The Oregon Symphony has hired Isaac Thompson, managing director of the New York Philharmonic, as its new president and chief executive officer. Thompson will replace Scott Showalter, the orchestra’s longtime top executive, who announced in March his plans to step down.
Thompson was chosen after a broad search that included screenings of more than 40 candidates. At the New York Philharmonic he “oversaw a broad portfolio of artistic, operational and business functions, and served as the executive lead on the Philharmonic’s Diversity, Equity, and Inclusion work,” the Portland orchestra said in a news release. He also played key roles in planning the Philharmonic’s inaugural season in the renovated David Geffen Hall and in choosing Gustavo Dudamel as the orchestra’s new music and artistic director.
Before joining the Philharmonic Thompson held administrative positions at the Cincinnati and Milwaukee symphony orchestras. In Portland he’ll work closely with David Danzmayr, the Oregon orchestra’s music director.
Showalter, who among other accomplishments guided the Portland orchestra through the difficulties of Covid shutdowns, will move in October to a new position as executive advisor to the president and board, “assisting with institutional priorities like fundraising and strategic planning, and working to introduce Thompson to the organization’s strategic partners, lead donors, and other key stakeholders,” according to the news release.
Thompson assumes his new position in October. ArtsWatch will profile him more fully in the fall.
Speaking truth (and podcasts) at the Chinatown Museum
In March, Danielle Vermette wrote for ArtsWatch about Speaking Our Truths: The –Ism Youth Files, a new anthology from Portland’s MediaRites of writings by young people ages 10-21 from across the country and from BIPOC and disability communities. Much of their work was about dealing with the stresses of Covid-19 and other social and cultural pressures — “personal stories about surviving loss, mental health challenges, and social tensions through an unprecedented milestone in their lives.”
“The paintings, essays, poems, and short graphic novels are guileless and compelling,” Vermette wrote, “reminding us that so many of the citizens working to make the world a better place have suffered deeply themselves. … The artists don’t shy away from pain or sincere self-reflection.”
Now, many of those young writers are about to go live in Portland. From 3 to 4:30 p.m. Sunday, Aug. 13, several of the anthology’s authors will be on hand either in person or virtually at the Portland Chinatown Museum to give readings from the book. Attendance is free with an RSVP, which you can provide here.
The event also is a kickoff for the next phase of The –Ism Youth Files project, a five-part series beginning Sept. 15 of youth-hosted podcasts on youth mental health, featuring interviews and readings by the 20 writers featured in the book.
At the Chinatown Museum the young writers will be joined by podcast hosts and writers Jenell Theobald and Cara Chen and additional Portland-based writers.
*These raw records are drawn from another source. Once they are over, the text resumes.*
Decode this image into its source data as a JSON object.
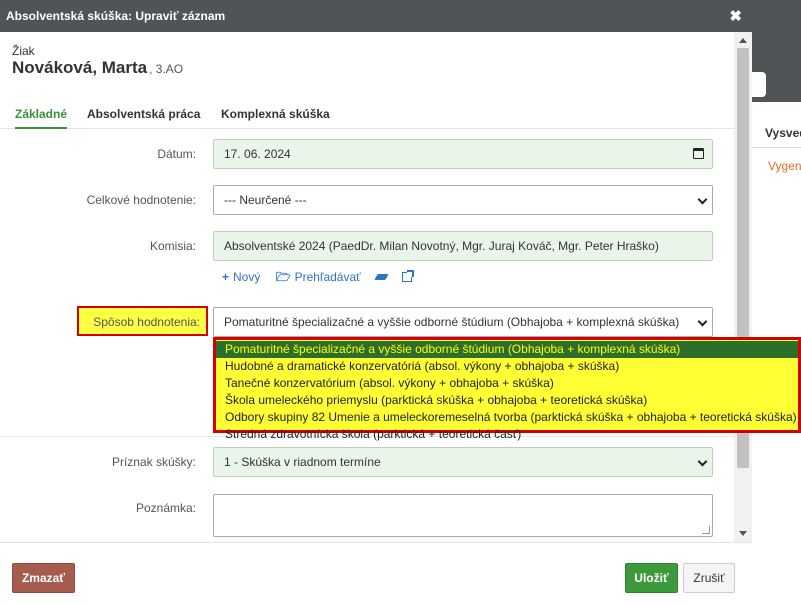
{
  "background_app": {
    "tab_label": "Vysved",
    "link_label": "Vygen"
  },
  "modal": {
    "title": "Absolventská skúška: Upraviť záznam",
    "close_symbol": "✖"
  },
  "student": {
    "label": "Žiak",
    "name": "Nováková, Marta",
    "class": "3.AO"
  },
  "tabs": [
    {
      "label": "Základné",
      "active": true
    },
    {
      "label": "Absolventská práca",
      "active": false
    },
    {
      "label": "Komplexná skúška",
      "active": false
    }
  ],
  "form": {
    "date": {
      "label": "Dátum:",
      "value": "17. 06. 2024"
    },
    "overall": {
      "label": "Celkové hodnotenie:",
      "value": "--- Neurčené ---"
    },
    "commission": {
      "label": "Komisia:",
      "value": "Absolventské 2024 (PaedDr.  Milan Novotný, Mgr.  Juraj Kováč, Mgr.  Peter Hraško)"
    },
    "commission_actions": {
      "new": "Nový",
      "browse": "Prehľadávať"
    },
    "evaluation_method": {
      "label": "Spôsob hodnotenia:",
      "value": "Pomaturitné špecializačné a vyššie odborné štúdium (Obhajoba + komplexná skúška)",
      "options": [
        "Pomaturitné špecializačné a vyššie odborné štúdium (Obhajoba + komplexná skúška)",
        "Hudobné a dramatické konzervatóriá (absol. výkony + obhajoba + skúška)",
        "Tanečné konzervatórium (absol. výkony + obhajoba + skúška)",
        "Škola umeleckého priemyslu (parktická skúška + obhajoba + teoretická skúška)",
        "Odbory skupiny 82 Umenie a umeleckoremeselná tvorba (parktická skúška + obhajoba + teoretická skúška)",
        "Stredná zdravotnícka škola (parktická + teoretická časť)"
      ],
      "selected_index": 0
    },
    "exam_flag": {
      "label": "Príznak skúšky:",
      "value": "1 - Skúška v riadnom termíne"
    },
    "note": {
      "label": "Poznámka:",
      "value": ""
    }
  },
  "footer": {
    "delete_label": "Zmazať",
    "save_label": "Uložiť",
    "cancel_label": "Zrušiť"
  },
  "colors": {
    "header_bg": "#4f5457",
    "accent_green": "#3c8f3c",
    "field_bg": "#e8f5e8",
    "highlight_yellow": "#ffff33",
    "highlight_border": "#d40000",
    "link_blue": "#2f74c0",
    "delete_bg": "#a65d50"
  }
}
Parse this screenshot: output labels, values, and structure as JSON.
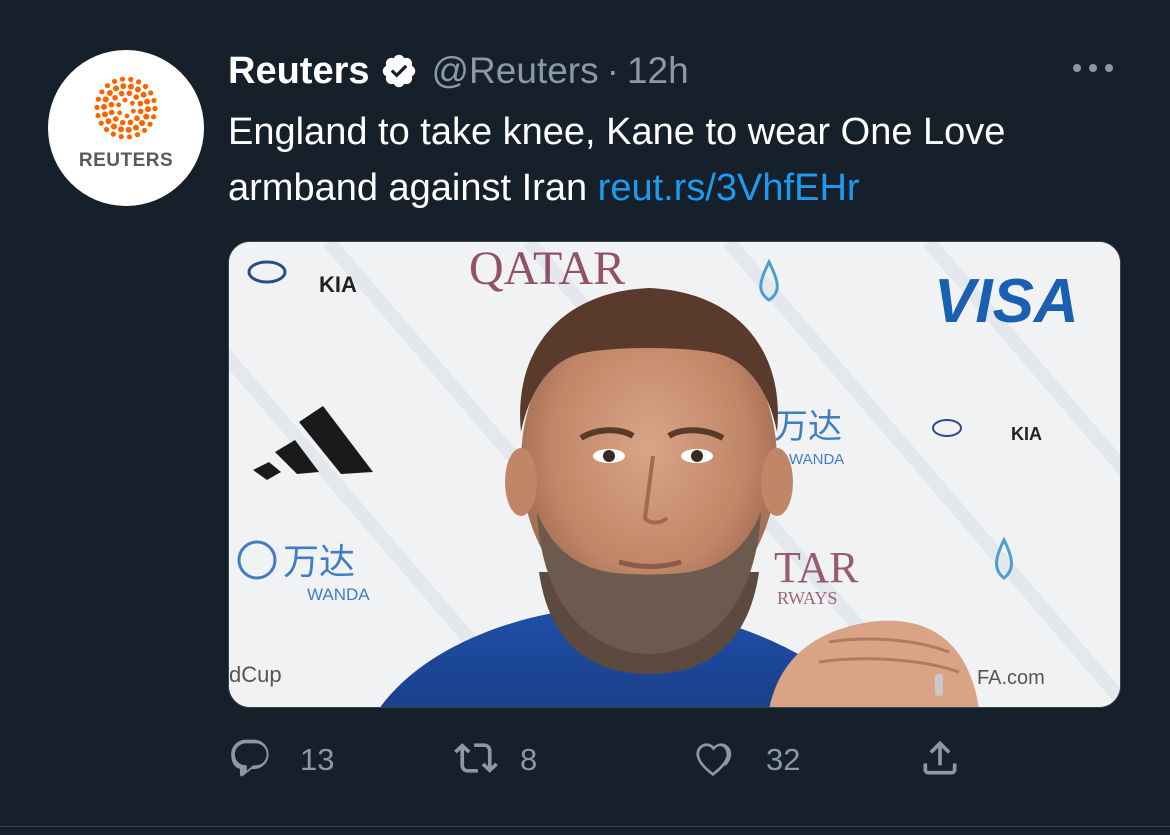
{
  "tweet": {
    "author": {
      "name": "Reuters",
      "handle": "@Reuters",
      "verified": true,
      "avatar_text": "REUTERS"
    },
    "separator": "·",
    "timestamp": "12h",
    "text": "England to take knee, Kane to wear One Love armband against Iran",
    "link": "reut.rs/3VhfEHr",
    "media": {
      "sponsor_texts": [
        "KIA",
        "QATAR",
        "VISA",
        "万达",
        "WANDA",
        "TAR",
        "RWAYS",
        "FA.com",
        "dCup"
      ]
    },
    "actions": {
      "replies": "13",
      "retweets": "8",
      "likes": "32"
    }
  },
  "colors": {
    "background": "#15202b",
    "text": "#ffffff",
    "secondary": "#8b98a5",
    "link": "#1d9bf0",
    "reuters_orange": "#fa6400"
  },
  "icons": [
    "verified-icon",
    "more-icon",
    "reply-icon",
    "retweet-icon",
    "like-icon",
    "share-icon"
  ]
}
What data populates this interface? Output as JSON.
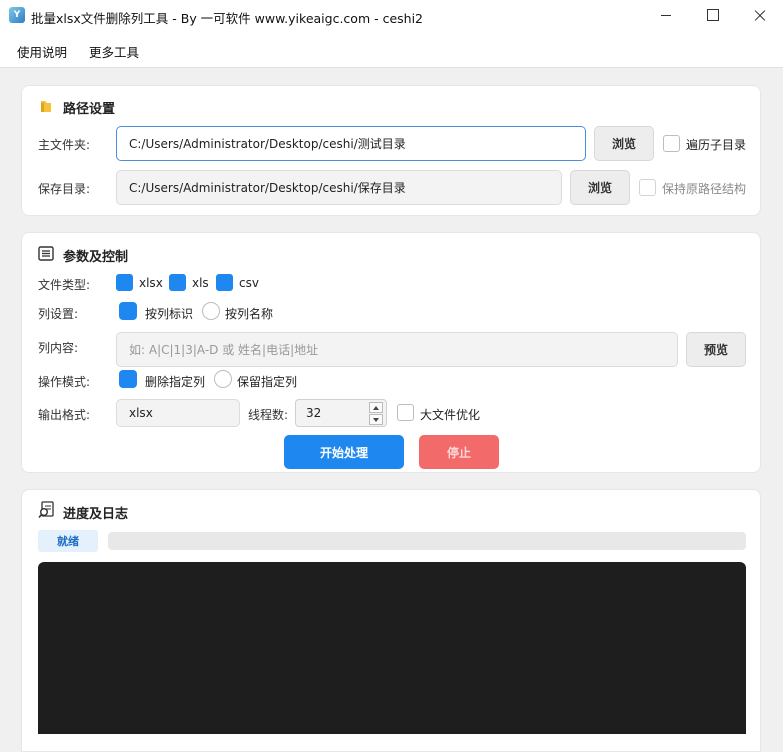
{
  "window": {
    "title": "批量xlsx文件删除列工具 - By 一可软件 www.yikeaigc.com - ceshi2",
    "icon": "app-logo-icon"
  },
  "menu": {
    "items": [
      "使用说明",
      "更多工具"
    ]
  },
  "path_section": {
    "title": "路径设置",
    "icon": "folder-icon",
    "main_folder_label": "主文件夹:",
    "main_folder_value": "C:/Users/Administrator/Desktop/ceshi/测试目录",
    "browse_label": "浏览",
    "recursive_label": "遍历子目录",
    "recursive_checked": false,
    "save_dir_label": "保存目录:",
    "save_dir_value": "C:/Users/Administrator/Desktop/ceshi/保存目录",
    "browse2_label": "浏览",
    "keep_structure_label": "保持原路径结构",
    "keep_structure_checked": false
  },
  "params_section": {
    "title": "参数及控制",
    "icon": "list-icon",
    "file_type_label": "文件类型:",
    "file_types": [
      {
        "label": "xlsx",
        "checked": true
      },
      {
        "label": "xls",
        "checked": true
      },
      {
        "label": "csv",
        "checked": true
      }
    ],
    "column_setting_label": "列设置:",
    "column_modes": [
      {
        "label": "按列标识",
        "selected": true
      },
      {
        "label": "按列名称",
        "selected": false
      }
    ],
    "column_content_label": "列内容:",
    "column_content_placeholder": "如: A|C|1|3|A-D  或  姓名|电话|地址",
    "preview_label": "预览",
    "operation_mode_label": "操作模式:",
    "operation_modes": [
      {
        "label": "删除指定列",
        "selected": true
      },
      {
        "label": "保留指定列",
        "selected": false
      }
    ],
    "output_format_label": "输出格式:",
    "output_format_value": "xlsx",
    "threads_label": "线程数:",
    "threads_value": "32",
    "large_file_label": "大文件优化",
    "large_file_checked": false,
    "start_label": "开始处理",
    "stop_label": "停止"
  },
  "progress_section": {
    "title": "进度及日志",
    "icon": "search-document-icon",
    "status": "就绪",
    "progress": 0,
    "colors": {
      "primary": "#1e88f0",
      "danger": "#f36a6a",
      "log_bg": "#1e1e1e"
    }
  }
}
Attendees, the invitation reports, “will hear excerpts from the book and podcast, meet the youth creators, and enjoy light refreshments.”
In the galleries: George and Aaron Johanson
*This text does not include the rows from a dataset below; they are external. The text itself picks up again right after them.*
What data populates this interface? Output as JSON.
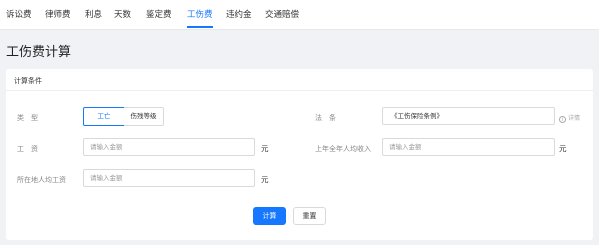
{
  "tabs": [
    {
      "label": "诉讼费",
      "active": false
    },
    {
      "label": "律师费",
      "active": false
    },
    {
      "label": "利息",
      "active": false
    },
    {
      "label": "天数",
      "active": false
    },
    {
      "label": "鉴定费",
      "active": false
    },
    {
      "label": "工伤费",
      "active": true
    },
    {
      "label": "违约金",
      "active": false
    },
    {
      "label": "交通赔偿",
      "active": false
    }
  ],
  "page": {
    "title": "工伤费计算"
  },
  "card": {
    "title": "计算条件"
  },
  "form": {
    "type_label": "类　型",
    "type_options": [
      {
        "label": "工亡",
        "selected": true
      },
      {
        "label": "伤残等级",
        "selected": false
      }
    ],
    "law_label": "法　条",
    "law_value": "《工伤保险条例》",
    "detail_label": "详情",
    "wage_label": "工　资",
    "wage_placeholder": "请输入金额",
    "wage_unit": "元",
    "annual_income_label": "上年全年人均收入",
    "annual_income_placeholder": "请输入金额",
    "annual_income_unit": "元",
    "local_wage_label": "所在地人均工资",
    "local_wage_placeholder": "请输入金额",
    "local_wage_unit": "元"
  },
  "actions": {
    "calculate_label": "计算",
    "reset_label": "重置"
  },
  "colors": {
    "accent": "#1677ff",
    "background": "#f0f2f5"
  }
}
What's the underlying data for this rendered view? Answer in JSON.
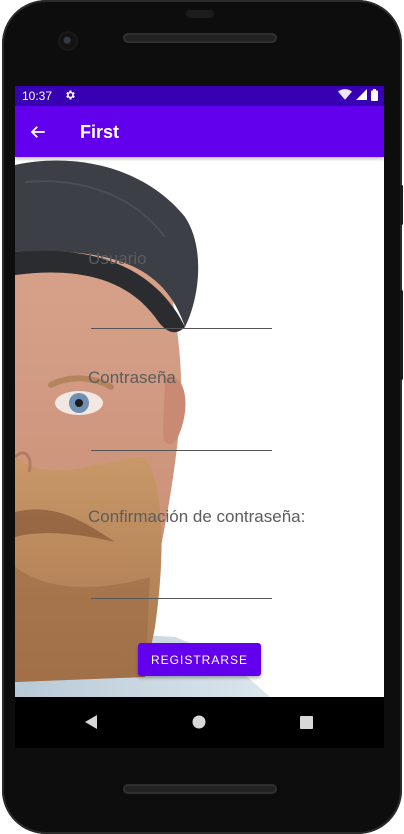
{
  "status_bar": {
    "time": "10:37",
    "icons": [
      "settings-gear-icon",
      "wifi-icon",
      "signal-icon",
      "battery-icon"
    ],
    "background_color": "#3700b3"
  },
  "app_bar": {
    "title": "First",
    "back_icon": "arrow-back-icon",
    "background_color": "#6200ee"
  },
  "form": {
    "usuario_label": "Usuario",
    "usuario_value": "",
    "contrasena_label": "Contraseña",
    "contrasena_value": "",
    "confirmacion_label": "Confirmación de contraseña:",
    "confirmacion_value": "",
    "register_button_label": "REGISTRARSE",
    "button_color": "#6200ee"
  },
  "nav_bar": {
    "items": [
      "back-triangle-icon",
      "home-circle-icon",
      "recents-square-icon"
    ]
  }
}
George Johanson, a widely loved giant of Northwest art known and admired in particular for his printmaking and paintings, died in October 2022 at age 94; see ArtsWatch’s obituary here and Laurel Reed Pavic’s appreciation of his life and art here.
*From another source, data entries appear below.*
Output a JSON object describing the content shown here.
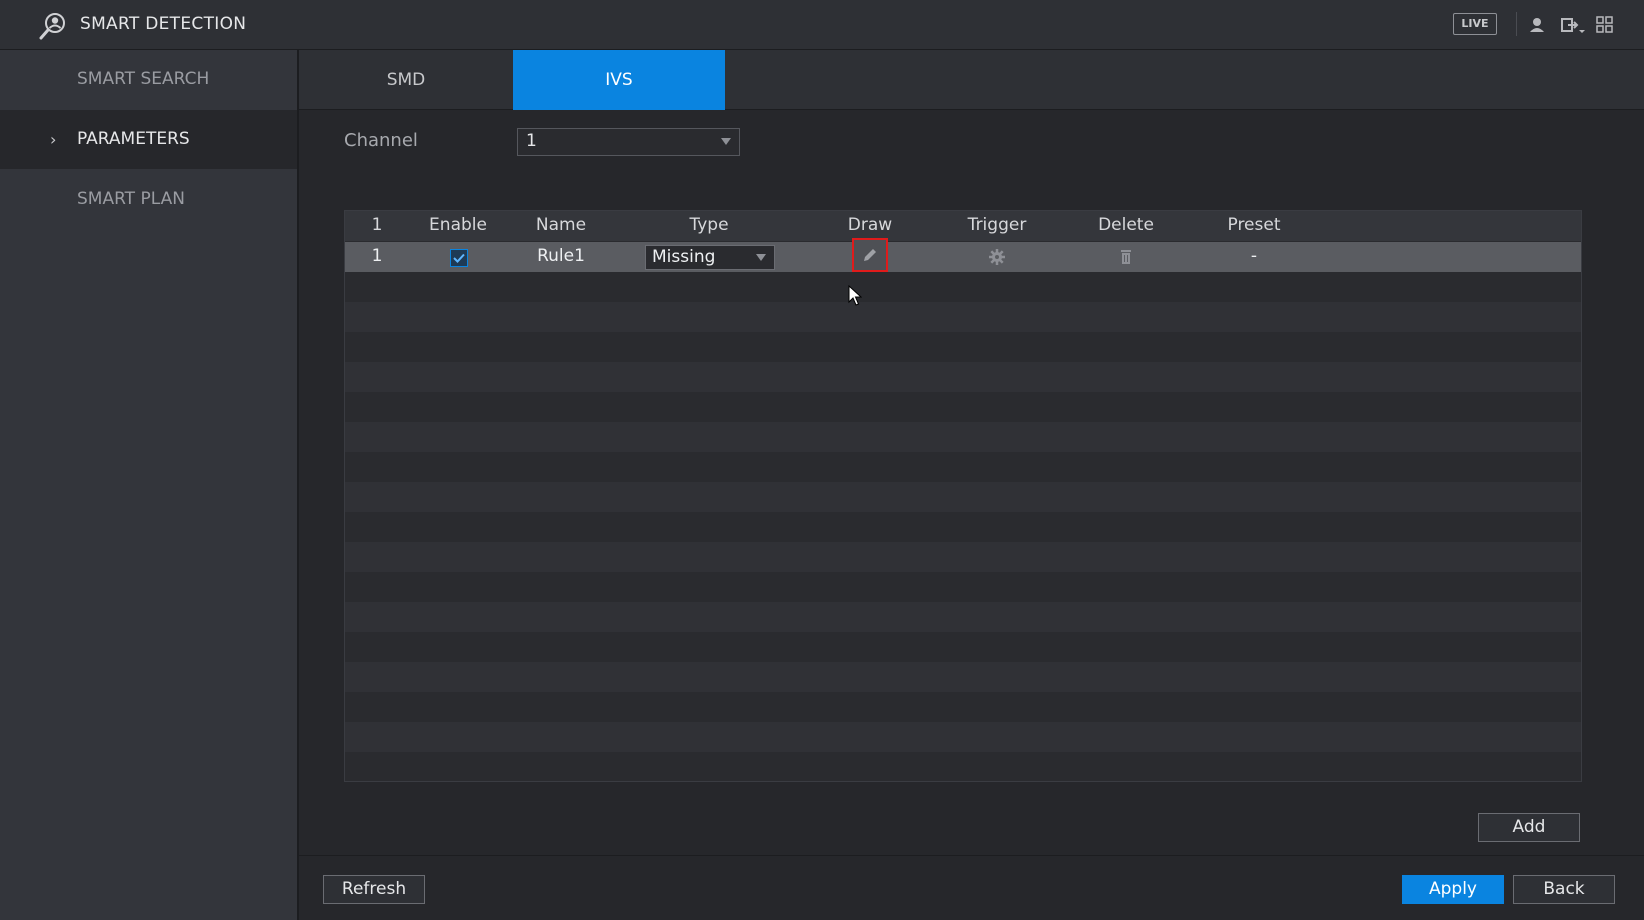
{
  "header": {
    "title": "SMART DETECTION",
    "live_badge": "LIVE",
    "icons": [
      "smart-detection-icon",
      "user-icon",
      "logout-icon",
      "grid-icon"
    ]
  },
  "sidebar": {
    "items": [
      {
        "label": "SMART SEARCH",
        "selected": false
      },
      {
        "label": "PARAMETERS",
        "selected": true
      },
      {
        "label": "SMART PLAN",
        "selected": false
      }
    ]
  },
  "tabs": [
    {
      "label": "SMD",
      "active": false
    },
    {
      "label": "IVS",
      "active": true
    }
  ],
  "channel": {
    "label": "Channel",
    "value": "1"
  },
  "table": {
    "headers": [
      "1",
      "Enable",
      "Name",
      "Type",
      "Draw",
      "Trigger",
      "Delete",
      "Preset"
    ],
    "rows": [
      {
        "index": "1",
        "enabled": true,
        "name": "Rule1",
        "type": "Missing",
        "preset": "-"
      }
    ],
    "icons": {
      "draw": "pencil-icon",
      "trigger": "gear-icon",
      "delete": "trash-icon"
    }
  },
  "buttons": {
    "add": "Add",
    "refresh": "Refresh",
    "apply": "Apply",
    "back": "Back"
  },
  "colors": {
    "accent": "#0a84e0",
    "highlight_border": "#e01b1b",
    "background": "#26272b",
    "sidebar": "#33353b"
  }
}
Now Augen Gallery, his longtime Portland gallery, is offering a memorial show of sorts, a visual celebration of his talents and world view: The Way of Water: Paintings and Works on Paper 1980-2022, on view through Sept. 2, offers about 20 works, including some of Johanson’s final paintings.
Aaron Johanson, George’s son, is a fine Portland photographer well-known, among other things, for his portraiture and his superb photographs of other artists’ work: Check out, if you can find it, Subject and Object, his four-volume collection of portraits of more than 200 artists taken over 20 years.
He does a lot of other photography, too, often from his travels, which have included serving as an elections supervisor or monitor. In that light his current show Points of Interest, on view at Blackfish Gallery through Sept. 2, looks to be of particular interest. It consists of 40 images, shot between 1980 and 2007, and latterly altered, in the gallery’s words, “to reflect the artist’s current perspective on events and experiences in his past.”
How do such things change? Mykolav, the altered print below, is named for a port city in southern Ukraine, and in its original incarnation showed the large empty fields of the area. Time and war have shattered that outlook, and so, the image, too: They are bucolic no more.
Art along the Columbia River
The Columbia River is the line of demarcation between Oregon and Washington, providing the dividing point between the two until you get to the eastern part of both states, where the border becomes a straight line ending when it bumps into Idaho.
But it’s good to remember that in many ways the Columbia isn’t truly a border but the central, uniting feature in a longstanding river culture that takes in land and people to its north and south who have much in common and are only a bridge away.
So in Vancouver, Wash., for instance (two connecting bridges), a lot of people surely crossed the river for the just-completed Vancouver Arts and Music Festival, which James Bash wrote about for ArtsWatch here.
Next up, just a jog east, is the Washougal Art and Musical Festival, an inviting small-town celebration running 9 a.m.-3 p.m. Saturday, Aug. 12, in the river city’s downtown. Traditionally a mostly visual arts event, this year it’s got together with the new Washougal Songcraft Festival, which actually runs a little longer — Aug. 11-13 — bringing a little groove to the proceedings. There’ll be food, of course, and a Sunday afternoon jazz concert with Louis Pain and Renato Caranto, and a lot of visual artists — 25 of ’em — showing and selling their work.
Celebrating Multicultural plays & films
From left: festival leaders Jerry Foster, Leasharn M. Hopkins, William Earl Ray.
“Celebrating our differences together,” the Pacific Northwest Multicultural Readers Series & Film Festival describes itself, and that seems a good quick description of a highly varied event. The second annual festival, sponsored by the Portland Black theater company PassinArt, is coming up Aug. 17-20, and it’ll include a lot of stage and screen talent, including playwright and multiple Emmy-winning director Bobby Yan, actor/director/playwright and Golden Globe winner Regina Taylor, playwright Javon Johnson, theater director William Earl Ray, festival curator Leasharn M. Hopkins, festival film curator Kathryn Mobley, readings curator August Bullock, and many more. Jerry Foster, PassinArt’s artistic director, is also the festival’s executive director.
ArtsWatch will have more on the festival before it opens.